• [WORK TASK]:
Lines that contain the string "Import" are the ones to list; copy all of them from the records.

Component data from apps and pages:
= = = = =

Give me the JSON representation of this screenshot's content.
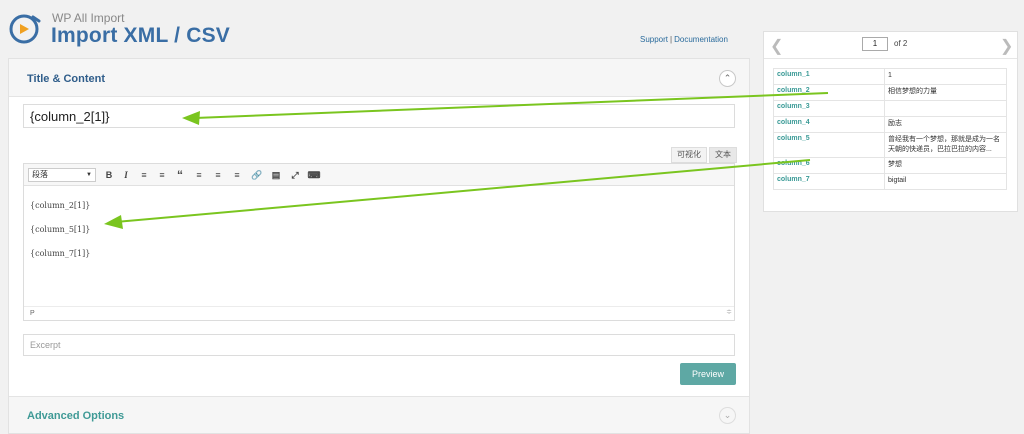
{
  "header": {
    "app_name": "WP All Import",
    "page_title": "Import XML / CSV",
    "support_link": "Support",
    "separator": "|",
    "docs_link": "Documentation"
  },
  "title_content": {
    "section_title": "Title & Content",
    "title_value": "{column_2[1]}",
    "tab_visual": "可视化",
    "tab_text": "文本",
    "format_select": "段落",
    "editor_lines": [
      "{column_2[1]}",
      "{column_5[1]}",
      "{column_7[1]}"
    ],
    "path_indicator": "P",
    "excerpt_placeholder": "Excerpt",
    "preview_label": "Preview"
  },
  "advanced": {
    "section_title": "Advanced Options"
  },
  "data_panel": {
    "page_current": "1",
    "page_of": "of 2",
    "rows": [
      {
        "key": "column_1",
        "value": "1"
      },
      {
        "key": "column_2",
        "value": "相信梦想的力量"
      },
      {
        "key": "column_3",
        "value": ""
      },
      {
        "key": "column_4",
        "value": "励志"
      },
      {
        "key": "column_5",
        "value": "曾经我有一个梦想，那就是成为一名天朝的快递员，巴拉巴拉的内容..."
      },
      {
        "key": "column_6",
        "value": "梦想"
      },
      {
        "key": "column_7",
        "value": "bigtail"
      }
    ]
  },
  "colors": {
    "accent_blue": "#3a6ea5",
    "teal": "#5ea8a4",
    "arrow_green": "#7ac51f"
  }
}
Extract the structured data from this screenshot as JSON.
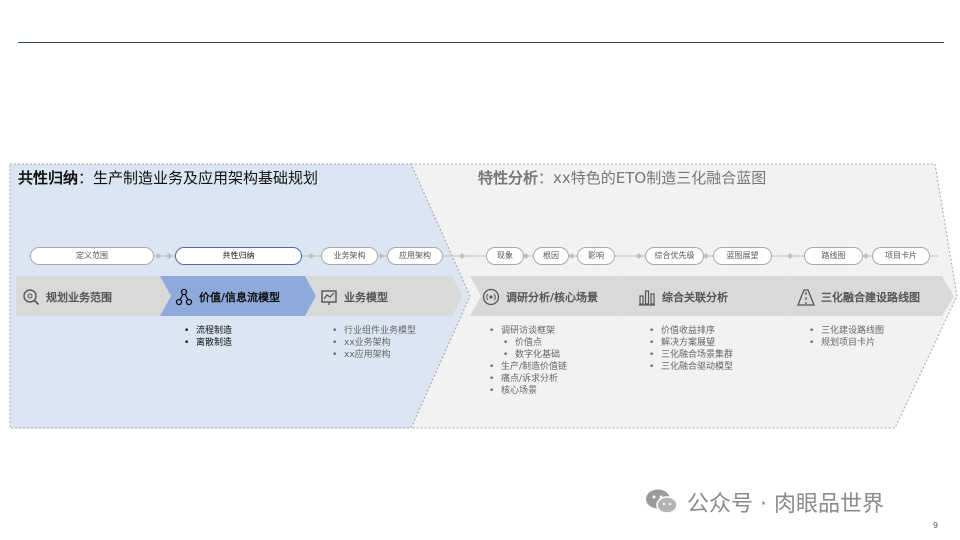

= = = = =

• [ANSWER TO THE PROBLEM]:
    "app_name": "WP All Import",
    "page_title": "Import XML / CSV",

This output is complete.